Commodity-oriented sectors and countries have been strong market performers in 2016, and the gains are coming at levels greater than changes in the underlying fundamentals of companies, as measured by their Dividend Streams® in U.S. dollars.
WisdomTree just announced its latest Index constituents, and following the close of trading on October 20, the WisdomTree emerging market Indexes rebalanced into new holdings and weights. From the annual screening date, the Index reduced weight in the commodity sectors by more than 5 percentage points while increasing exposure in Telecommunications and Utilities stocks by a similar total in aggregate.
Brazil is a reflection of this, as its gains were far and above any other country, and Brazil exposure was reduced by more than 5 percentage points. South Korea, Taiwan and Turkey were the biggest recipients of added weight.
The rebalancing process here essentially took some chips off the table from the gains in Brazil, and the Index is taking a bit more of a defensive posture after the rebalance. However, we should note that despite lowering weight, the Index still has more than 25% of its exposure to commodity sectors, and that is still significantly higher than the levels of the MSCI Emerging Markets Index (which had approximately 14% as of September 30, 2016).
Market Cap Indexes: Momentum Following and No Valuation Sensitivity
To reiterate: Traditional market cap-weighted indexes do not look for valuations in setting exposure; they look only at past price trends, and those price trends were negative in commodity sectors for the last seven years.3
While the gains in prices in 2016 were clearly more than the underlying changes in dividends—and hence our Index process lowers exposure to these companies—the overall valuations still result in an over-weighted position.
Of all the Indexes WisdomTree calculates, the lowest valuations and highest dividend yields tend to be found in the WisdomTree Emerging Markets High Dividend Index. Following this rebalance, we expect these portfolio characteristics to be reinforced, resulting in a lowering of valuation metrics such as the price-to-earnings (P/E) ratios and a raising of the Index dividend yields. This rebalance back to value comes at a good time and can help motivate a fresh look at the valuation opportunities in emerging markets.
For updated WisdomTree Emerging Markets High Dividend Index statistics, please visit this Index details page.
1Source: WisdomTree, Bloomberg, 12/31/15–9/30/16. Currency return measured against the U.S. dollar.
2Source: WisdomTree, 12/31/15–9/30/16.
3Sources: WisdomTree, Bloomberg, 9/30/09–9/30/16. Refers to the Energy and Materials sectors’ performance in the MSCI Emerging Markets Index.

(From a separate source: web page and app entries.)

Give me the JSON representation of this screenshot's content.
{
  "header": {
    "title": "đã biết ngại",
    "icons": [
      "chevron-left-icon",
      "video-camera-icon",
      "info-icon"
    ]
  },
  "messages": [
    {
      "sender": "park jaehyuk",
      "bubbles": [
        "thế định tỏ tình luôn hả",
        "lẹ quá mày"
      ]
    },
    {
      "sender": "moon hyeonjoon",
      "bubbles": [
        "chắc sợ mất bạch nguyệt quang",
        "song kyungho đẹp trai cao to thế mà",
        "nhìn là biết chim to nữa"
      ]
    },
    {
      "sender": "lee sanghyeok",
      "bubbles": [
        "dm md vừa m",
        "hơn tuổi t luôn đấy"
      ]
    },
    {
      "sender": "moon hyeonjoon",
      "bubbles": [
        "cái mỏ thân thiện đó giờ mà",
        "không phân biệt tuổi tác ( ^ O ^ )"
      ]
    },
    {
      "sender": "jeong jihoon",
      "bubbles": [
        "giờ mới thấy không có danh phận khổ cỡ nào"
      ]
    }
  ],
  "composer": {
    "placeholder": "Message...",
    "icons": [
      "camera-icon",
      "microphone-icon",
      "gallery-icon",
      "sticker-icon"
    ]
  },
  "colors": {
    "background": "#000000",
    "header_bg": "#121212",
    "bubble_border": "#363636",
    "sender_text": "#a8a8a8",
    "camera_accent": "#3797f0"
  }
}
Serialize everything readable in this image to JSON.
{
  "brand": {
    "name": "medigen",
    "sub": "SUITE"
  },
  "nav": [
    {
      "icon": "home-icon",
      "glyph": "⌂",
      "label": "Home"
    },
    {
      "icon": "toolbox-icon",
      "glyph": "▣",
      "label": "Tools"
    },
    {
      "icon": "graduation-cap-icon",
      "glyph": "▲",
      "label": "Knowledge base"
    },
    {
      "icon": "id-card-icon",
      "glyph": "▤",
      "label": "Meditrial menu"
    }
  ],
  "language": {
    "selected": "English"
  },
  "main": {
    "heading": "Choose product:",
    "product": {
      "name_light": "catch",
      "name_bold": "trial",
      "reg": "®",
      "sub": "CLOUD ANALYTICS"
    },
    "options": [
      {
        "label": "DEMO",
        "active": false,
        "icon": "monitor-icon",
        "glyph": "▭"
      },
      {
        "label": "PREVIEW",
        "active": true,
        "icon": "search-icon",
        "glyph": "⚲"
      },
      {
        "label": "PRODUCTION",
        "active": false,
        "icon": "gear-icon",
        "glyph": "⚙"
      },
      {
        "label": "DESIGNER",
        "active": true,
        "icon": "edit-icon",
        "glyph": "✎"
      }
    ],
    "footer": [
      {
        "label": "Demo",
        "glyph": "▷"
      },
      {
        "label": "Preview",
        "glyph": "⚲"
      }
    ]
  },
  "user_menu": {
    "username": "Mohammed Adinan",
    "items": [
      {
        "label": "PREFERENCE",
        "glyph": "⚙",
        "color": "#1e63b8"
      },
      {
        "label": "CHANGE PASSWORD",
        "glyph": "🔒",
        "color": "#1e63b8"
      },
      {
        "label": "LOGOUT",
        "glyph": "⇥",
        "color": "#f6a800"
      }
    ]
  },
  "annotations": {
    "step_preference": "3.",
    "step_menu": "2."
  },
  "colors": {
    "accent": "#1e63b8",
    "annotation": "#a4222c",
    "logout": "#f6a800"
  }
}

Important Risks Related to this ArticleInvestments in emerging, offshore or frontier markets are generally less liquid and less efficient than investments in developed markets and are subject to additional risks, such as risks of adverse governmental regulation and intervention or political developments.
Dividends are not guaranteed, and a company currently paying dividends may cease paying dividends at any time.
Jeremy Schwartz has served as our Global Chief Investment Officer since November 2021 and leads WisdomTree’s investment strategy team in the construction of WisdomTree’s equity Indexes, quantitative active strategies and multi-asset Model Portfolios. Jeremy joined WisdomTree in May 2005 as a Senior Analyst, adding Deputy Director of Research to his responsibilities in February 2007. He served as Director of Research from October 2008 to October 2018 and as Global Head of Research from November 2018 to November 2021. Before joining WisdomTree, he was a head research assistant for Professor Jeremy Siegel and, in 2022, became his co-author on the sixth edition of the book Stocks for the Long Run. Jeremy is also co-author of the Financial Analysts Journal paper “What Happened to the Original Stocks in the S&P 500?” He received his B.S. in economics from The Wharton School of the University of Pennsylvania and hosts the Wharton Business Radio program Behind the Markets on SiriusXM 132. Jeremy is a member of the CFA Society of Philadelphia.